Yesterday I ran a silent mile for Boston before I left for Zumba as a participant in Runners United to Remember. I am simply overwhelmed every time I see posts from runners all over the country (and world!) dedicating runs to remember Boston.
My body is asking for recovery from the race on Sunday–I ran hard, and though I feel no soreness today, I do feel tired. Maybe it’s the reduced sleep (two year molars are making a big entrance at my house), or maybe it’s the high pollen and the consistently stuffy sinuses. Today I will probably do a light run, perhaps around 3 miles. Tomorrow I am going to the pool to aqua jog on my lunch break (one of the perks of working on a campus), and I hope to feel strong and energized by Saturday’s race. I am aiming for a feel-good 5K.
Today, I’m feeling particularly centered by this quote from Zen and the Art of Running:
“In a fairly obvious sense, running is life made small. A run has a beginning and an end.
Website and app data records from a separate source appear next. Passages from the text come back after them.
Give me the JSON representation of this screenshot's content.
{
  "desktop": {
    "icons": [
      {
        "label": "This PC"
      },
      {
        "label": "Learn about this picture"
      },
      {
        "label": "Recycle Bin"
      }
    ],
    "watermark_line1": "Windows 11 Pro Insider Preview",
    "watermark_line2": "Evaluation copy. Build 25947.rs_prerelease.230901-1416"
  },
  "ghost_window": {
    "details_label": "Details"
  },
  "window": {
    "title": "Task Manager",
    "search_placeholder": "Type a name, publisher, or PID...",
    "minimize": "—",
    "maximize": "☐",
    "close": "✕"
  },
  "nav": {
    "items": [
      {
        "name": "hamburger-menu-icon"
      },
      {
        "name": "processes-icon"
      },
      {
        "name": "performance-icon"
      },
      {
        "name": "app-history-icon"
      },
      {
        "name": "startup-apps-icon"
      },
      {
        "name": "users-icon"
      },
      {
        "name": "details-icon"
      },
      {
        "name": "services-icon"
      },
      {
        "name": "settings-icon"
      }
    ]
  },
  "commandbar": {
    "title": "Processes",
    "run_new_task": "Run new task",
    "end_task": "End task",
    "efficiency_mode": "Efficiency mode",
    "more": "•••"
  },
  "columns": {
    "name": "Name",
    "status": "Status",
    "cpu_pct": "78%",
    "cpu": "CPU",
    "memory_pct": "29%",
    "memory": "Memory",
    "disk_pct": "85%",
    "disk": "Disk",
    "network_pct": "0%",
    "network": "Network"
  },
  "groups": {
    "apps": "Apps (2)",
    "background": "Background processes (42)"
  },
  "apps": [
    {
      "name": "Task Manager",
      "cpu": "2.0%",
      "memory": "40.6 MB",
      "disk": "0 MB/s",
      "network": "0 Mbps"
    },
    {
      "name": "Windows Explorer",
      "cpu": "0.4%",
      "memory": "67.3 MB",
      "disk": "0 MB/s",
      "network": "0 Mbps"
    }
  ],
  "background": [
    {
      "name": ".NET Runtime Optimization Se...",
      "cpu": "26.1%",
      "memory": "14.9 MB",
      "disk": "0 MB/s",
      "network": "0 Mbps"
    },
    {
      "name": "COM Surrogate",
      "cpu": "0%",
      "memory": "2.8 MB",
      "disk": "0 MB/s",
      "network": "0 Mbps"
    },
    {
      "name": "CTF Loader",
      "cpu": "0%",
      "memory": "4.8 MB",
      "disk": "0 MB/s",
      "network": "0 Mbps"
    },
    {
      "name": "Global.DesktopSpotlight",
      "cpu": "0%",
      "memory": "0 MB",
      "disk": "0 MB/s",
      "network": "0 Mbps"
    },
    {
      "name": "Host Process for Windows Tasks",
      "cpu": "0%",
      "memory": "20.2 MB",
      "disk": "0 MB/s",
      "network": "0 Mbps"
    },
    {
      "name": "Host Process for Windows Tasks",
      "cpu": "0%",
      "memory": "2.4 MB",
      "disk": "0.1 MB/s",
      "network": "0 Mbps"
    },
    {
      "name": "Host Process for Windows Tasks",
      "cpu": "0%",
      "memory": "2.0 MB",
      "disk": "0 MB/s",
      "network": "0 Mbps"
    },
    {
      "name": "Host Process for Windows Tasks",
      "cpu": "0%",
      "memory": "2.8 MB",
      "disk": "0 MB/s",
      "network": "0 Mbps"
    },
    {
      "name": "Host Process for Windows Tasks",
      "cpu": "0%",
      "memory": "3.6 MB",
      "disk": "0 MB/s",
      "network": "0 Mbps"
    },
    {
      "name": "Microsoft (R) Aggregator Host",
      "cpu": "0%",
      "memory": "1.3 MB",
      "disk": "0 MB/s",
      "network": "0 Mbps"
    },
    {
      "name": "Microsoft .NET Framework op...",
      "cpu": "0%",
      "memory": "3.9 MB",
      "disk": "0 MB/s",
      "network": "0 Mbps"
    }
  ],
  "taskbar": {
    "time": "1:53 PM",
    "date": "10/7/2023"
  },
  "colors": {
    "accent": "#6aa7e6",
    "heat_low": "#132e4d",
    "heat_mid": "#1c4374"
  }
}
There are obstacles to overcome, good days and bad days.”
We can set our expectations and form our attachments, but running is imbedded with an organic spirit that flows, sometimes, unpredictably. I seek to practice mindfulness by listening to the systems of my body without judgement or narrative. On Sunday, I was reminded that I can be my own best support when I acknowledge difficulty as part of the process and the journey. The steep hills, the tender muscles, the heavy hearts–these form the soil that is ripe for growth.